Iowa’s Libraries and Museums Assess Flood Damage

Iowa’s Libraries and Museums Assess Flood Damage

Freelance writer Dana Schmidt, of Ames, Iowa (you may remember her as a former Family Tree Magazine staffer), sent us this report about how the recent recording-setting floods have impacted libraries in her state: Now that it’s been a couple weeks since rivers flooded parts of Iowa, we’re beginning to...

Freelance writer Dana Schmidt, of Ames, Iowa (you may remember her as a former Family Tree Magazine staffer), sent us this report about how the recent recording-setting floods have impacted libraries in her state:

Now that it’s been a couple weeks since rivers flooded parts of Iowa, we’re beginning to get a clearer picture of how devastating damages are in some libraries, and how other libraries escaped the worst.

In hard-hit Cedar Rapids, where the Cedar River crested at about 31 feet—nearly 20 feet over flood stage, beating the former high set in June 1851—nearly 5 feet of water submerged theground floor of the Cedar Rapids Public Library. According to a State Library of Iowa report, floodwaters rose three bookshelves high and humid conditions have contributed to the loss of the library’s entire adult book collection.
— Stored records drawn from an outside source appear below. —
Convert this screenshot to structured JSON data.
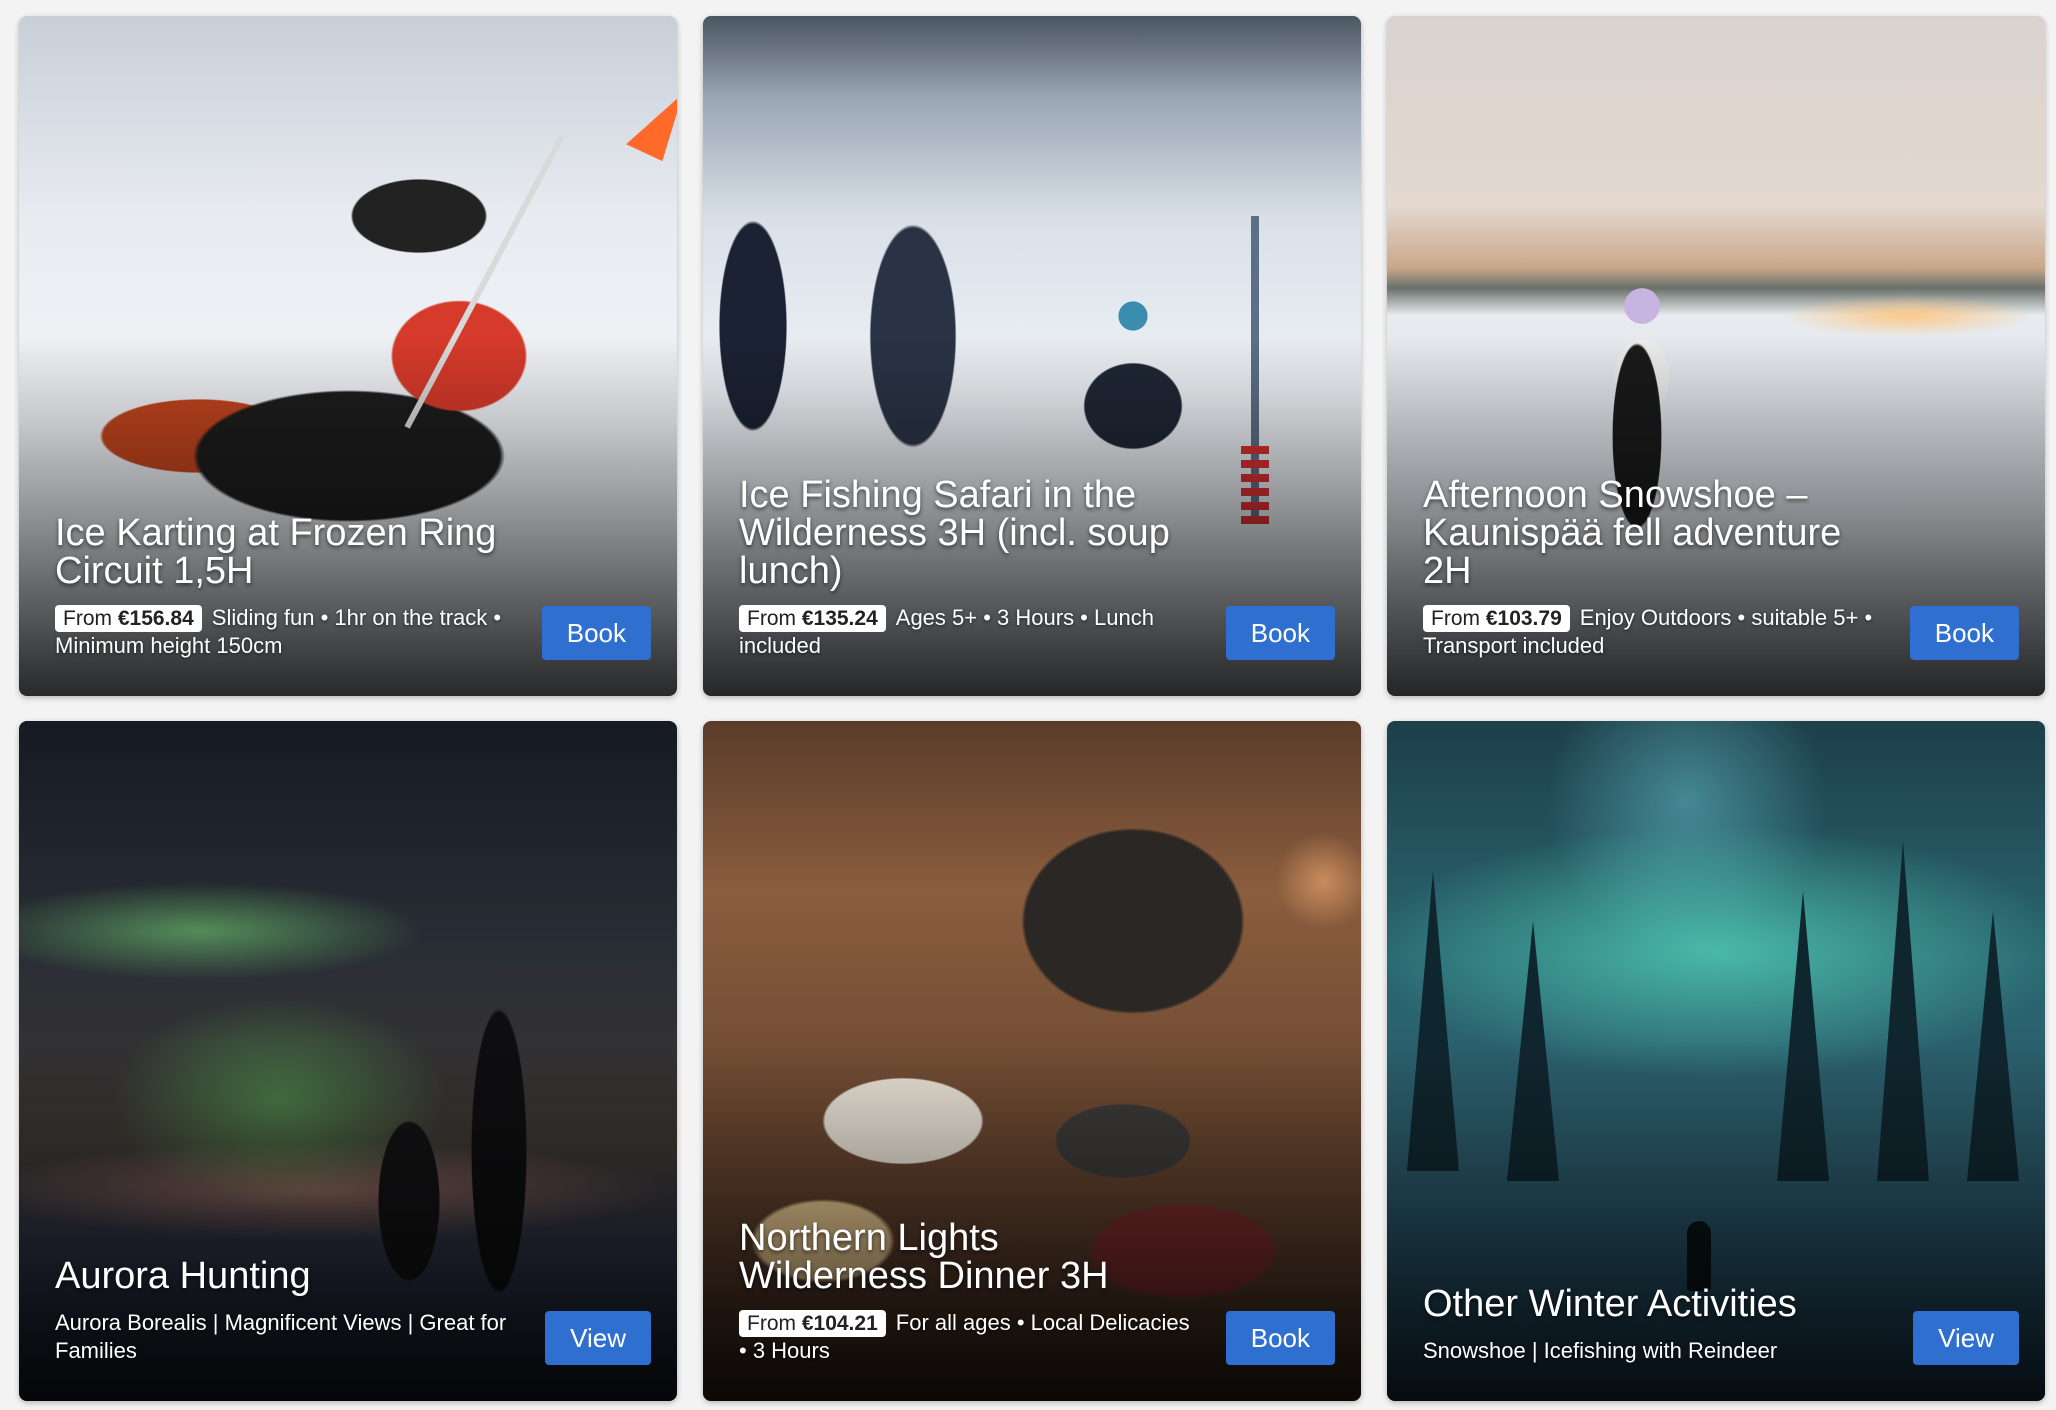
{
  "cards": [
    {
      "title": "Ice Karting at Frozen Ring Circuit 1,5H",
      "price_prefix": "From",
      "price": "€156.84",
      "description": "Sliding fun • 1hr on the track • Minimum height 150cm",
      "button": "Book"
    },
    {
      "title": "Ice Fishing Safari in the Wilderness 3H (incl. soup lunch)",
      "price_prefix": "From",
      "price": "€135.24",
      "description": "Ages 5+ • 3 Hours • Lunch included",
      "button": "Book"
    },
    {
      "title": "Afternoon Snowshoe – Kaunispää fell adventure 2H",
      "price_prefix": "From",
      "price": "€103.79",
      "description": "Enjoy Outdoors • suitable 5+ • Transport included",
      "button": "Book"
    },
    {
      "title": "Aurora Hunting",
      "description": "Aurora Borealis | Magnificent Views | Great for Families",
      "button": "View"
    },
    {
      "title": "Northern Lights Wilderness Dinner 3H",
      "price_prefix": "From",
      "price": "€104.21",
      "description": "For all ages • Local Delicacies • 3 Hours",
      "button": "Book"
    },
    {
      "title": "Other Winter Activities",
      "description": "Snowshoe | Icefishing with Reindeer",
      "button": "View"
    }
  ],
  "colors": {
    "button": "#2f6fd0",
    "price_badge_bg": "#ffffff",
    "page_bg": "#f3f3f3"
  }
}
The Cedar Rapids Gazette also reports magazines, journals and reference books, which were housed on the ground floor, are likely ruined, and the library may remain closed for a year.

The Czech and Slovak Museum and Library in Cedar Rapids also suffered. Ten feet of water surrounded the building and rose to the ceiling inside. According to the state library, about 20 percent of the museum’s artifacts were removed before the flood, but little of the remaining collection will be salvageable. Museum staff continues to update the Web site with recover news.
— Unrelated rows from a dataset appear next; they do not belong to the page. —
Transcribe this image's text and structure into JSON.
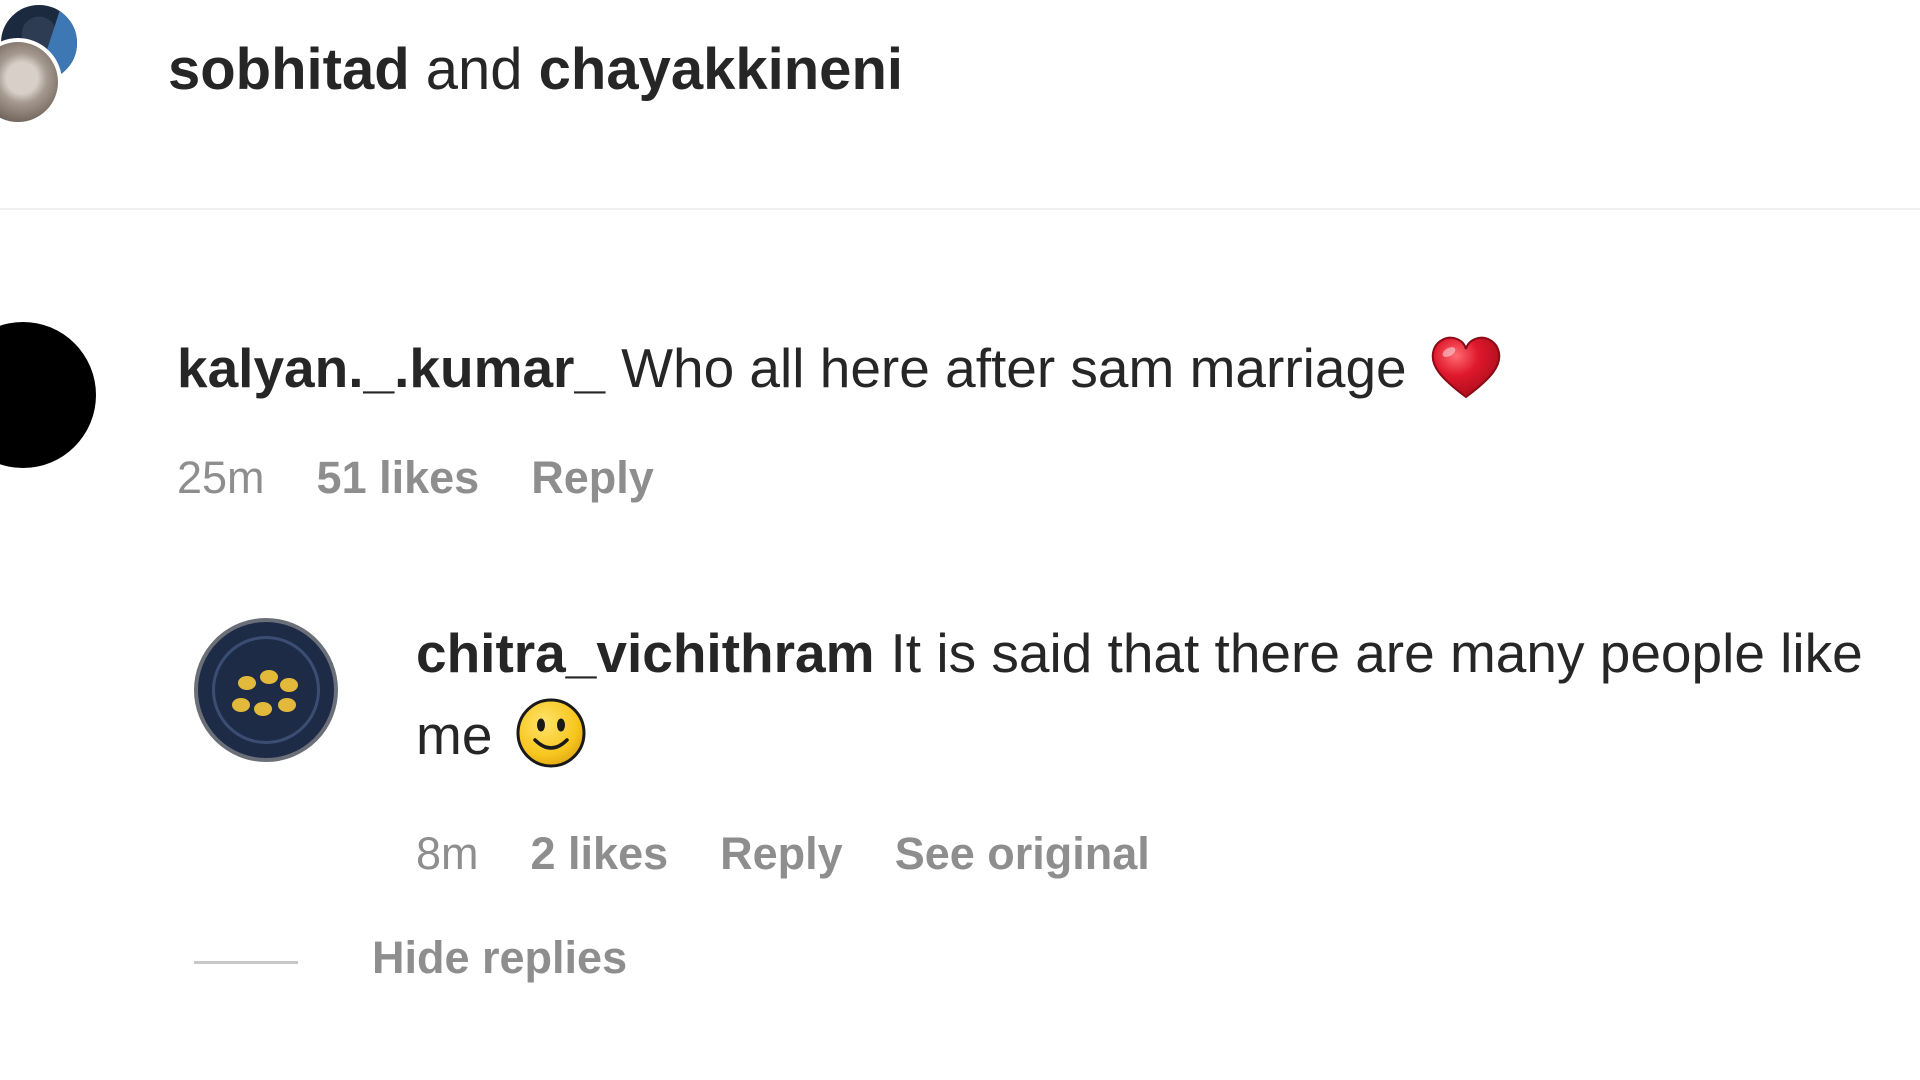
{
  "header": {
    "user1": "sobhitad",
    "connector": " and ",
    "user2": "chayakkineni"
  },
  "comments": [
    {
      "username": "kalyan._.kumar_",
      "text": "Who all here after sam marriage",
      "emoji": "red-heart",
      "time": "25m",
      "likes": "51 likes",
      "reply_label": "Reply",
      "replies": [
        {
          "username": "chitra_vichithram",
          "text": "It is said that there are many people like me",
          "emoji": "slightly-smiling-face",
          "time": "8m",
          "likes": "2 likes",
          "reply_label": "Reply",
          "see_original_label": "See original"
        }
      ],
      "hide_replies_label": "Hide replies"
    }
  ],
  "colors": {
    "text": "#262626",
    "meta": "#8e8e8e",
    "divider": "#efefef",
    "heart": "#e0182d",
    "smile": "#f7c61e"
  }
}
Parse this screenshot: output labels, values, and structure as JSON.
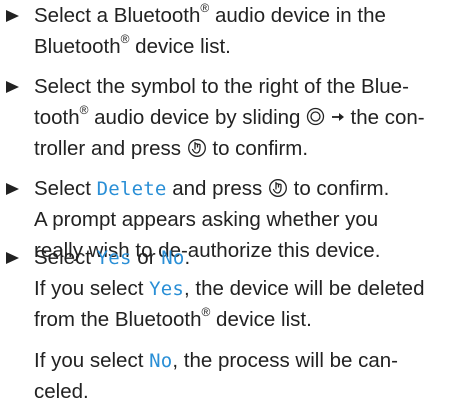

Inside Iowa’s New Hartford Public Library (near Waterloo), 18 inches of water covered the floor; it’s expected the building will need to be gutted. The library lost 82 percent of its collection.
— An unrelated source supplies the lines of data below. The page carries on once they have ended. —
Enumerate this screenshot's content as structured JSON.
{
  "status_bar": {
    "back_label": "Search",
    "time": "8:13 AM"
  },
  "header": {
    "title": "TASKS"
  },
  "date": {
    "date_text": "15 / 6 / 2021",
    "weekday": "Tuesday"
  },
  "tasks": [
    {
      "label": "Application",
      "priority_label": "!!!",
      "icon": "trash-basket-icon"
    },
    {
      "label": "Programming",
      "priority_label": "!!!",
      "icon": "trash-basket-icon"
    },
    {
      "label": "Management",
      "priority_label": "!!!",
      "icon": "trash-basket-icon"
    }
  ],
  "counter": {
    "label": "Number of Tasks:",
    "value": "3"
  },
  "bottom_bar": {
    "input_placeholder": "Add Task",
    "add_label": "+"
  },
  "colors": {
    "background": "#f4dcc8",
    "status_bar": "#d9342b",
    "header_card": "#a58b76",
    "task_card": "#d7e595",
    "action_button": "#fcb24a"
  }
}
In Iowa City, the University of Iowa’s Main Library managed to keep its collection dry, despite basement flooding. Cedar Rapids’ African-American Museum also was affected, but more than 90 percent of its collection is expected to survive. The museum’s online flood timeline tells about the museum’s collection preservation efforts.

Do you live in Iowa? click Comments (below) to tell us what you saw.

Related Products

4 Comments

Leave a Reply

ALL COMMENTS

  1. I live about 40 miles from the University of Iowa (former employee, as well) and a son and his family live in Cedar Rapids. The footage of the flooding and photos after just make you sick at heart. The CR library had financial problems anyway, and this naturally compounds that. Besides the University library, at least 19 other buildings and facilities on campus were damaged, with the damage estimates now at over $230 million. Most of the fine arts and music facilities are included in that. It’s just a tragedy, and a fine example of how we can never be sure that things will always be be there. People are working their hardest to salvage what they can, but I’m afraid much of what will remain will be memories of the past.

  2. Considering the devastating loss of genealogical materials, I would hope that a take-away from this experience is that more groups will invest in having their collections digitized, if for no other reason than preserving them in some form. My heart goes out to all those who mourn the loss of our heritage, and especially those who are working to recover whatever they can.